Extracted records
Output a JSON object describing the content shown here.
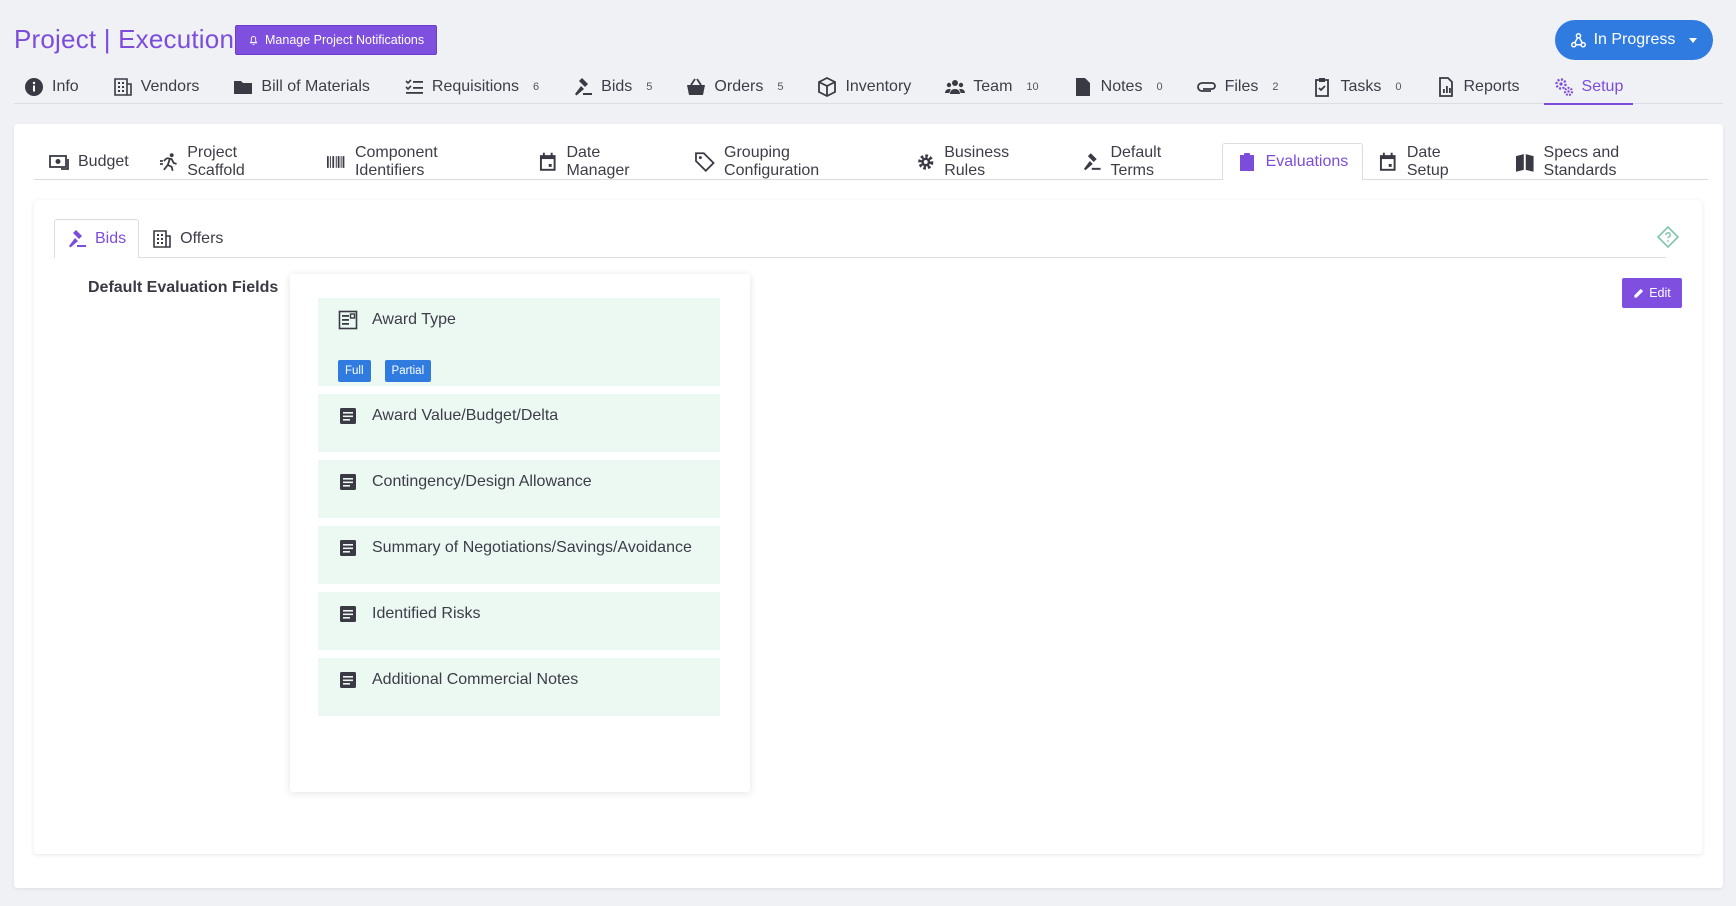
{
  "header": {
    "title": "Project | Execution",
    "notifications_button": "Manage Project Notifications",
    "status": "In Progress"
  },
  "main_nav": [
    {
      "label": "Info",
      "icon": "info-icon",
      "count": null
    },
    {
      "label": "Vendors",
      "icon": "building-icon",
      "count": null
    },
    {
      "label": "Bill of Materials",
      "icon": "folder-icon",
      "count": null
    },
    {
      "label": "Requisitions",
      "icon": "checklist-icon",
      "count": "6"
    },
    {
      "label": "Bids",
      "icon": "gavel-icon",
      "count": "5"
    },
    {
      "label": "Orders",
      "icon": "basket-icon",
      "count": "5"
    },
    {
      "label": "Inventory",
      "icon": "box-icon",
      "count": null
    },
    {
      "label": "Team",
      "icon": "users-icon",
      "count": "10"
    },
    {
      "label": "Notes",
      "icon": "note-icon",
      "count": "0"
    },
    {
      "label": "Files",
      "icon": "paperclip-icon",
      "count": "2"
    },
    {
      "label": "Tasks",
      "icon": "clipboard-check-icon",
      "count": "0"
    },
    {
      "label": "Reports",
      "icon": "report-icon",
      "count": null
    },
    {
      "label": "Setup",
      "icon": "gears-icon",
      "count": null,
      "active": true
    }
  ],
  "setup_nav": [
    {
      "label": "Budget",
      "icon": "money-icon"
    },
    {
      "label": "Project Scaffold",
      "icon": "runner-icon"
    },
    {
      "label": "Component Identifiers",
      "icon": "barcode-icon"
    },
    {
      "label": "Date Manager",
      "icon": "calendar-icon"
    },
    {
      "label": "Grouping Configuration",
      "icon": "tag-icon"
    },
    {
      "label": "Business Rules",
      "icon": "gear-icon"
    },
    {
      "label": "Default Terms",
      "icon": "gavel-icon"
    },
    {
      "label": "Evaluations",
      "icon": "clipboard-icon",
      "active": true
    },
    {
      "label": "Date Setup",
      "icon": "calendar-icon"
    },
    {
      "label": "Specs and Standards",
      "icon": "book-icon"
    }
  ],
  "evaluation_tabs": [
    {
      "label": "Bids",
      "icon": "gavel-icon",
      "active": true
    },
    {
      "label": "Offers",
      "icon": "building-icon"
    }
  ],
  "section": {
    "label": "Default Evaluation Fields",
    "edit_button": "Edit"
  },
  "fields": [
    {
      "label": "Award Type",
      "icon": "form-icon",
      "options": [
        "Full",
        "Partial"
      ]
    },
    {
      "label": "Award Value/Budget/Delta",
      "icon": "document-icon"
    },
    {
      "label": "Contingency/Design Allowance",
      "icon": "document-icon"
    },
    {
      "label": "Summary of Negotiations/Savings/Avoidance",
      "icon": "document-icon"
    },
    {
      "label": "Identified Risks",
      "icon": "document-icon"
    },
    {
      "label": "Additional Commercial Notes",
      "icon": "document-icon"
    }
  ],
  "colors": {
    "accent": "#7c4ddb",
    "status_blue": "#2f7be0",
    "field_bg": "#ecf8f2"
  }
}
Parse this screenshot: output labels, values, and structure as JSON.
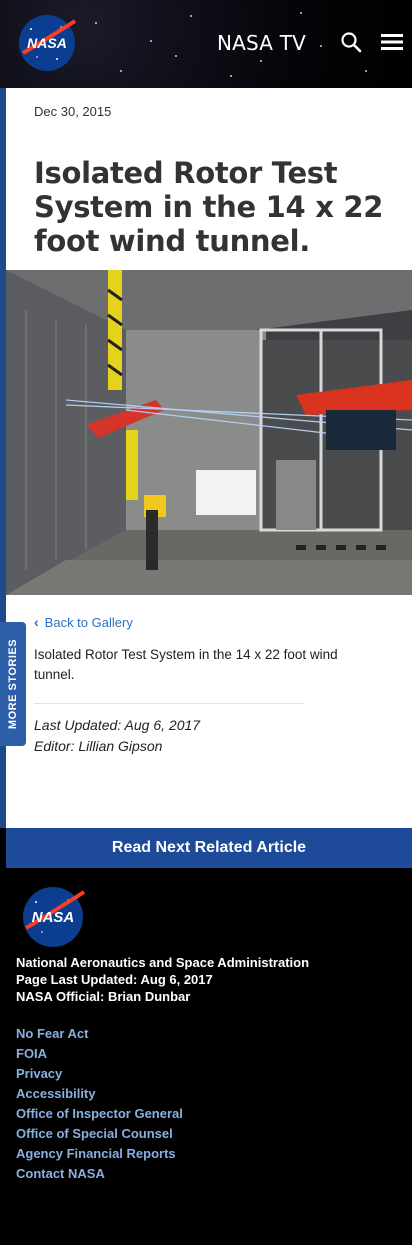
{
  "header": {
    "logo_text": "NASA",
    "nav_title": "NASA TV",
    "icons": [
      "search-icon",
      "menu-icon"
    ]
  },
  "article": {
    "date": "Dec 30, 2015",
    "title": "Isolated Rotor Test System in the 14 x 22 foot wind tunnel.",
    "image_alt": "Isolated Rotor Test System in the 14 x 22 foot wind tunnel.",
    "back_label": "Back to Gallery",
    "caption": "Isolated Rotor Test System in the 14 x 22 foot wind tunnel.",
    "last_updated": "Last Updated: Aug 6, 2017",
    "editor": "Editor: Lillian Gipson"
  },
  "more_stories_label": "MORE STORIES",
  "read_next_label": "Read Next Related Article",
  "footer": {
    "logo_text": "NASA",
    "agency": "National Aeronautics and Space Administration",
    "page_updated": "Page Last Updated: Aug 6, 2017",
    "official": "NASA Official: Brian Dunbar",
    "links": [
      "No Fear Act",
      "FOIA",
      "Privacy",
      "Accessibility",
      "Office of Inspector General",
      "Office of Special Counsel",
      "Agency Financial Reports",
      "Contact NASA"
    ]
  },
  "colors": {
    "header_bg": "#000000",
    "accent_blue": "#1e4a9a",
    "link_blue": "#2a72c4",
    "footer_link": "#8ab0e0"
  }
}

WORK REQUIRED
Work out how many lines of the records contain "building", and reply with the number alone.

ANSWER SPACE
2